There are only fifty different words in this 1970 Dr. Suess silly classic about learning to try a new food. Dr. Suess was one of the first authors to create books that not only can be read by young students due to their limited word count, but also contained an important life lesson for the reader. Should we automatically hate all weird foods? And one step further for discussion while reading this classic; should we judge something (or someone) on their appearance?
Pancakes for Breakfast by Tomie DePaola
An absolute gem from the author/artist of Strega Nona. The illustrations are so well done that words aren’t needed. The story follows an older woman who wakes up wanting to cook pancakes for herself and her pets. She grabs a recipe book but then realizes that she has no eggs. She walks out to her chicken coop and gets eggs. Next comes the milk; same problem, and similar solution. As all of the ingredients are gathered, the cows milked and the butter churned, there are many clues about what is happening in the story. The conversation with your reader can be about the true origin of the ingredients of our foods: farms, not grocery stores or pantry shelves. Will she make her pancakes? Turn the pages and see! Afterward, use the simple pancake recipe included to make your own.

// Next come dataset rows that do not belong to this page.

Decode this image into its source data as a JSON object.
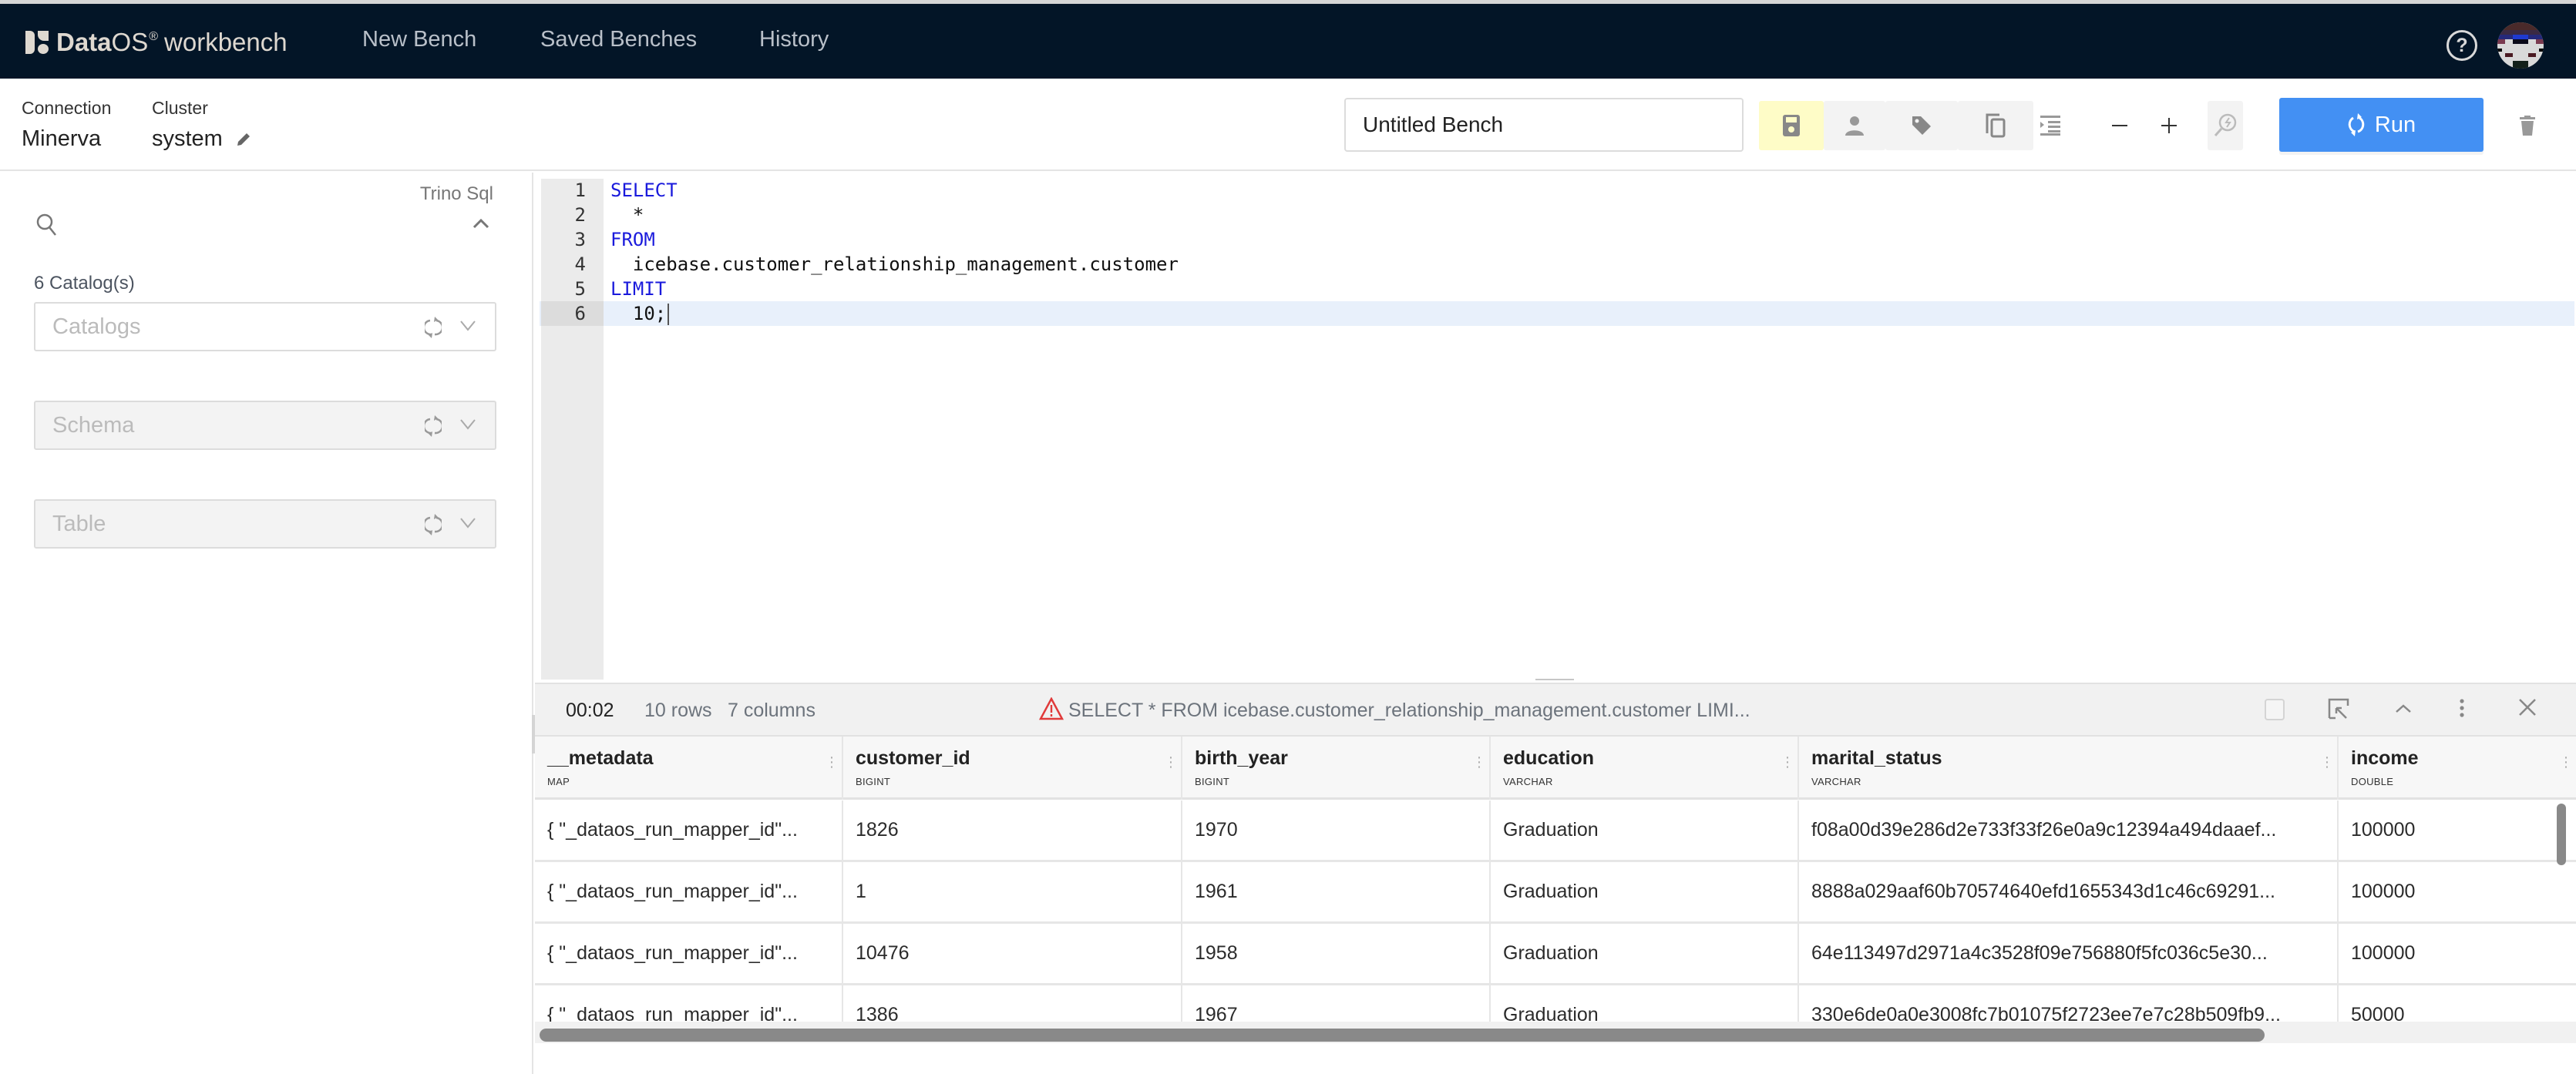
{
  "app": {
    "brand_bold": "Data",
    "brand_regular": "OS",
    "brand_reg_mark": "®",
    "brand_product": "workbench"
  },
  "nav": {
    "items": [
      {
        "label": "New Bench"
      },
      {
        "label": "Saved Benches"
      },
      {
        "label": "History"
      }
    ],
    "help_label": "?"
  },
  "connection": {
    "connection_label": "Connection",
    "connection_value": "Minerva",
    "cluster_label": "Cluster",
    "cluster_value": "system"
  },
  "toolbar": {
    "bench_name": "Untitled Bench",
    "bench_name_placeholder": "Untitled Bench",
    "icons": [
      "save-icon",
      "user-icon",
      "tag-icon",
      "copy-icon",
      "indent-icon",
      "zoom-out-icon",
      "zoom-in-icon",
      "analyze-icon",
      "delete-icon"
    ],
    "run_label": "Run",
    "colors": {
      "run": "#4390f3",
      "save_bg": "#fefcc7",
      "nav_bg": "#031527"
    }
  },
  "sidebar": {
    "language": "Trino Sql",
    "catalog_count": "6 Catalog(s)",
    "selects": [
      {
        "placeholder": "Catalogs",
        "disabled": false
      },
      {
        "placeholder": "Schema",
        "disabled": true
      },
      {
        "placeholder": "Table",
        "disabled": true
      }
    ]
  },
  "editor": {
    "lines": [
      {
        "num": "1",
        "text": "SELECT",
        "keyword": true
      },
      {
        "num": "2",
        "text": "  *",
        "keyword": false
      },
      {
        "num": "3",
        "text": "FROM",
        "keyword": true
      },
      {
        "num": "4",
        "text": "  icebase.customer_relationship_management.customer",
        "keyword": false
      },
      {
        "num": "5",
        "text": "LIMIT",
        "keyword": true
      },
      {
        "num": "6",
        "text": "  10;",
        "keyword": false
      }
    ],
    "active_line": 6
  },
  "results": {
    "elapsed": "00:02",
    "rows": "10 rows",
    "columns_count": "7 columns",
    "query_preview": "SELECT * FROM icebase.customer_relationship_management.customer LIMI...",
    "columns": [
      {
        "name": "__metadata",
        "type": "MAP"
      },
      {
        "name": "customer_id",
        "type": "BIGINT"
      },
      {
        "name": "birth_year",
        "type": "BIGINT"
      },
      {
        "name": "education",
        "type": "VARCHAR"
      },
      {
        "name": "marital_status",
        "type": "VARCHAR"
      },
      {
        "name": "income",
        "type": "DOUBLE"
      }
    ],
    "rows_data": [
      [
        "{ \"_dataos_run_mapper_id\"...",
        "1826",
        "1970",
        "Graduation",
        "f08a00d39e286d2e733f33f26e0a9c12394a494daaef...",
        "100000"
      ],
      [
        "{ \"_dataos_run_mapper_id\"...",
        "1",
        "1961",
        "Graduation",
        "8888a029aaf60b70574640efd1655343d1c46c69291...",
        "100000"
      ],
      [
        "{ \"_dataos_run_mapper_id\"...",
        "10476",
        "1958",
        "Graduation",
        "64e113497d2971a4c3528f09e756880f5fc036c5e30...",
        "100000"
      ],
      [
        "{ \"_dataos_run_mapper_id\"...",
        "1386",
        "1967",
        "Graduation",
        "330e6de0a0e3008fc7b01075f2723ee7e7c28b509fb9...",
        "50000"
      ]
    ]
  }
}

Grades One to Two
Yasmin the Chef (Series) by Saadia Faruqi
Yasmin is planning a party for her friends, but doesn’t like the spicy food her Pakistani family serves. Yasmin puts on her chef hat and plans to make her own amazing, fantastic recipe…as soon as she figures out what that is! This amazing eighteen book series has the main character trying out all sorts of challenges, such as being a singer, a soccer player, a writer, and even a librarian.
Grades Three to Five
Minette’s Feast: The Delicious Story of Julia Child and Her Cat by Susanna Reich, Illustrated by Amy June Bates
This charming biography follows the story of Minette Mimosa McWilliams Child, a very fortunate Parisian feline who comes to live with renowned chef Julia Child and her husband. Minette will delight young children with the way she pounces, jumps, and rolls around the Child’s home, and with the way she waits patiently as Julia cooks special meals. Julia knows she has a great recipe if Minette loves it! All of the quotes in the story are drawn from Julia Child’s writing and correspondence. The book also describes the markets, cooking smells, and ambience of Paris so well that it is easy to see how Julia Child was inspired to write Mastering the Art of French Cooking.
Cloudy with a Chance of Meatballs by Judi Barrett, Illustrated by Ron Barrett
This classic story starts with a young boy and girl eating pancakes with their grandparents. As one of the flapjacks flies through the air, grandpa is reminded of a tall tale about Chewandswallow, a town where soup rained from the sky, the snow was made of mashed potatoes, and the wind blew in storms of hamburgers. All the townspeople were happy, and well fed, but then, the town had pancake storms, covering the school so no one could get in. Tomato tornadoes occurred, along with other food-related natural disasters, including giant meatball hail, ruining houses. How do the townspeople survive? Read this very silly, wonderfully illustrated picture book and find out.
The Candymakers by Wendy Mass
It’s time for the annual candy making competition! At the “Life is Sweet” candy factory, things are definitely much more exciting. Four 12-year-olds with their own stories to tell: Logan; the Candymaker’s son, Daisy; a girl with a huge secret, Miles; an innocent thoughtful boy with a hidden past, and Phillip; a young contestant seeking revenge. This book has a few sweet lessons on friendship, honesty, and being courageous enough to be yourself, mixed in with lots of candy! If you like this one, read the sequel, The Candymakers and the Great Chocolate Chase.
So if your child loves to cook and baking is a favorite weekend activity, then they may discover that they have something in common with the characters in these stories. Each book in our collection is filled with cooking adventures, and some even include recipes for you and your children to try! So what are you waiting for? Let’s get cooking!